To date, videophones have been hampered by the fact that slow connections make video images jerky.
But Intel believes the speed of fast Internet connection methods will solve that problem because they can keep up with the information demands of video. As a result, customers will be lured by "richer communications" with pictures and sound that aren't afflicted by jerky motion or missing information, Intel said.
Intel will be trying out its high-speed videophone technology later this month using the cable TV infrastructure in Wild Dunes, South Carolina, a suburb of Charleston. The trial will be in partnership with Internet Cable Corporation and U.S. Cable Coastal Properties.
Intel expects the videophones to be appealing for personal use, to keep in touch with friends and family, and for professional use, to communicate with business associates.
Intel has been active in the technology for sending video images over the Internet for several years. The Santa Clara, California, chip giant has been an advocate of an International Telecommunication Union standard called H.323 for videophones or videoconferencing systems. The standard ensures that video and audio systems from different companies can communicate with each other.
At the Western Cable Show, Intel and other companies are displaying interoperating audio and video equipment that takes advantage of the H.323 standard.
The new Intel videophone software will ship installed on computers from several vendors, Intel said.

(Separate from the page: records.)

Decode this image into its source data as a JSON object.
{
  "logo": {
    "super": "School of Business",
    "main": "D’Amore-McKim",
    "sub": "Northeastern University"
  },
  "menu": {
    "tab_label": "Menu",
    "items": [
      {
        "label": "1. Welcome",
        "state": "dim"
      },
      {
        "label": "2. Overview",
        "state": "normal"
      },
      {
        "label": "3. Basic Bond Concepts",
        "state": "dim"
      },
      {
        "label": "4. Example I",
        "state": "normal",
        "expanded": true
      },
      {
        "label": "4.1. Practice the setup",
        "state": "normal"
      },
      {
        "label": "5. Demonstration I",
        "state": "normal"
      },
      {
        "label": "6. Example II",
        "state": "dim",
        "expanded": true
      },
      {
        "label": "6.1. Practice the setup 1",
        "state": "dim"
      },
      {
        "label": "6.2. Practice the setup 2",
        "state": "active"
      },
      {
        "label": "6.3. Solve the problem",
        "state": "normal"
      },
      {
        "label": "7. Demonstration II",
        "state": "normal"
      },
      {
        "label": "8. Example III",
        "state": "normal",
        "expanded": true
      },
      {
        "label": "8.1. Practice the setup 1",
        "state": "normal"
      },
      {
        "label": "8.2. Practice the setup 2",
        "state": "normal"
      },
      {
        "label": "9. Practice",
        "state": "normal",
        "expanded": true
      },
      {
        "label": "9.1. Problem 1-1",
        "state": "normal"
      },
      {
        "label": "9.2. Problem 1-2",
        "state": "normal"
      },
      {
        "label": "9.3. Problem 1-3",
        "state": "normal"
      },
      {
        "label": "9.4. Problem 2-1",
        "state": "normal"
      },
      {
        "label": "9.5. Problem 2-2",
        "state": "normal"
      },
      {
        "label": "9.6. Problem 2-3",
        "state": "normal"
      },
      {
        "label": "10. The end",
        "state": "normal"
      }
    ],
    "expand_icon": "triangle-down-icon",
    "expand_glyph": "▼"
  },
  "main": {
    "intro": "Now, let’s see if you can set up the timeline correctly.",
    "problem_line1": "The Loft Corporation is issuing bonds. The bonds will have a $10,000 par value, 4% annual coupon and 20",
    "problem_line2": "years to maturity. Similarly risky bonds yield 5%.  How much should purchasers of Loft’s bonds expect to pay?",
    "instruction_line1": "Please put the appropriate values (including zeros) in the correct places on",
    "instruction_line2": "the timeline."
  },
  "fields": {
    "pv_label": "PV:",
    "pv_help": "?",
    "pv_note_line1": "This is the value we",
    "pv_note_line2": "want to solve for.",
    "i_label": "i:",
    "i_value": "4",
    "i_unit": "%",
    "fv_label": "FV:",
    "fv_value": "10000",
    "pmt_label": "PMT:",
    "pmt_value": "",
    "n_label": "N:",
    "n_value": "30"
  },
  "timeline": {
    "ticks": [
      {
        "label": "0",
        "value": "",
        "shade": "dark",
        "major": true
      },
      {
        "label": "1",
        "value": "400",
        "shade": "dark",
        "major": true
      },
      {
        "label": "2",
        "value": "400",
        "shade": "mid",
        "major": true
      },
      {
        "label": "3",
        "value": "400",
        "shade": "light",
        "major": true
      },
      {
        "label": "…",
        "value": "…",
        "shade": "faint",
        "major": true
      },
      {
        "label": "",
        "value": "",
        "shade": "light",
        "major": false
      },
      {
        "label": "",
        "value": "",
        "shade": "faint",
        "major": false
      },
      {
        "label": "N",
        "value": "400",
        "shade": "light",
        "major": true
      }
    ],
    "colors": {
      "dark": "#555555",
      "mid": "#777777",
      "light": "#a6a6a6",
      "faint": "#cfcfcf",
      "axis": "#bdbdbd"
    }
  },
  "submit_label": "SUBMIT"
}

Intel is an investor in CNET: The Computer Network, publisher of News.com.